§ **WHAT NEEDS TO BE DONE**
The expected copy holds every entry exactly and none of the pictures.

§ **DATA SECTION**
Start of Block
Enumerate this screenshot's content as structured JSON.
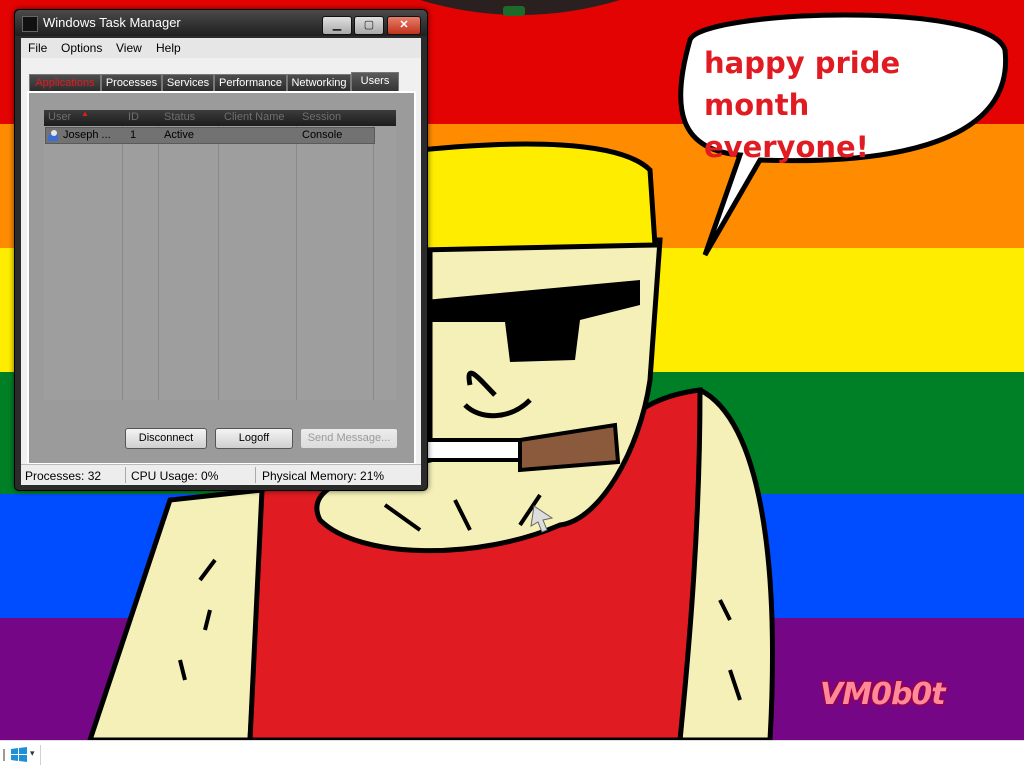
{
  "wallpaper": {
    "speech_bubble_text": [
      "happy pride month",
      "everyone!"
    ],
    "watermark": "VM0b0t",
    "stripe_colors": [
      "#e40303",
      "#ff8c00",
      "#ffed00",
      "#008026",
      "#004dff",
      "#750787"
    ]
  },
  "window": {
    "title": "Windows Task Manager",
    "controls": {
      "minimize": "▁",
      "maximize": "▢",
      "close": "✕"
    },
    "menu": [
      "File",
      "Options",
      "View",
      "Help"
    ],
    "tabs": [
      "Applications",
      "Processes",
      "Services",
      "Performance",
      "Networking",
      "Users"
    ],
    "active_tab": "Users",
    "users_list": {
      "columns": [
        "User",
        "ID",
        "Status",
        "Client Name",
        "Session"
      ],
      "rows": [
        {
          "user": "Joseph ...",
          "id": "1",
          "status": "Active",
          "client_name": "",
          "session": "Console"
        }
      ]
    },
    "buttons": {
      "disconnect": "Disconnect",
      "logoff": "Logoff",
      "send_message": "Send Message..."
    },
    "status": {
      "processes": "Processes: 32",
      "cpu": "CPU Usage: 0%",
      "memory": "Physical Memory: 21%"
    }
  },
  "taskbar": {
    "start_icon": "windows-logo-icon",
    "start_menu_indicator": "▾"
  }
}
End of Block
§ **REPLY**
Enumerate this screenshot's content as structured JSON.
{
  "wallpaper": {
    "speech_bubble_text": [
      "happy pride month",
      "everyone!"
    ],
    "watermark": "VM0b0t",
    "stripe_colors": [
      "#e40303",
      "#ff8c00",
      "#ffed00",
      "#008026",
      "#004dff",
      "#750787"
    ]
  },
  "window": {
    "title": "Windows Task Manager",
    "controls": {
      "minimize": "▁",
      "maximize": "▢",
      "close": "✕"
    },
    "menu": [
      "File",
      "Options",
      "View",
      "Help"
    ],
    "tabs": [
      "Applications",
      "Processes",
      "Services",
      "Performance",
      "Networking",
      "Users"
    ],
    "active_tab": "Users",
    "users_list": {
      "columns": [
        "User",
        "ID",
        "Status",
        "Client Name",
        "Session"
      ],
      "rows": [
        {
          "user": "Joseph ...",
          "id": "1",
          "status": "Active",
          "client_name": "",
          "session": "Console"
        }
      ]
    },
    "buttons": {
      "disconnect": "Disconnect",
      "logoff": "Logoff",
      "send_message": "Send Message..."
    },
    "status": {
      "processes": "Processes: 32",
      "cpu": "CPU Usage: 0%",
      "memory": "Physical Memory: 21%"
    }
  },
  "taskbar": {
    "start_icon": "windows-logo-icon",
    "start_menu_indicator": "▾"
  }
}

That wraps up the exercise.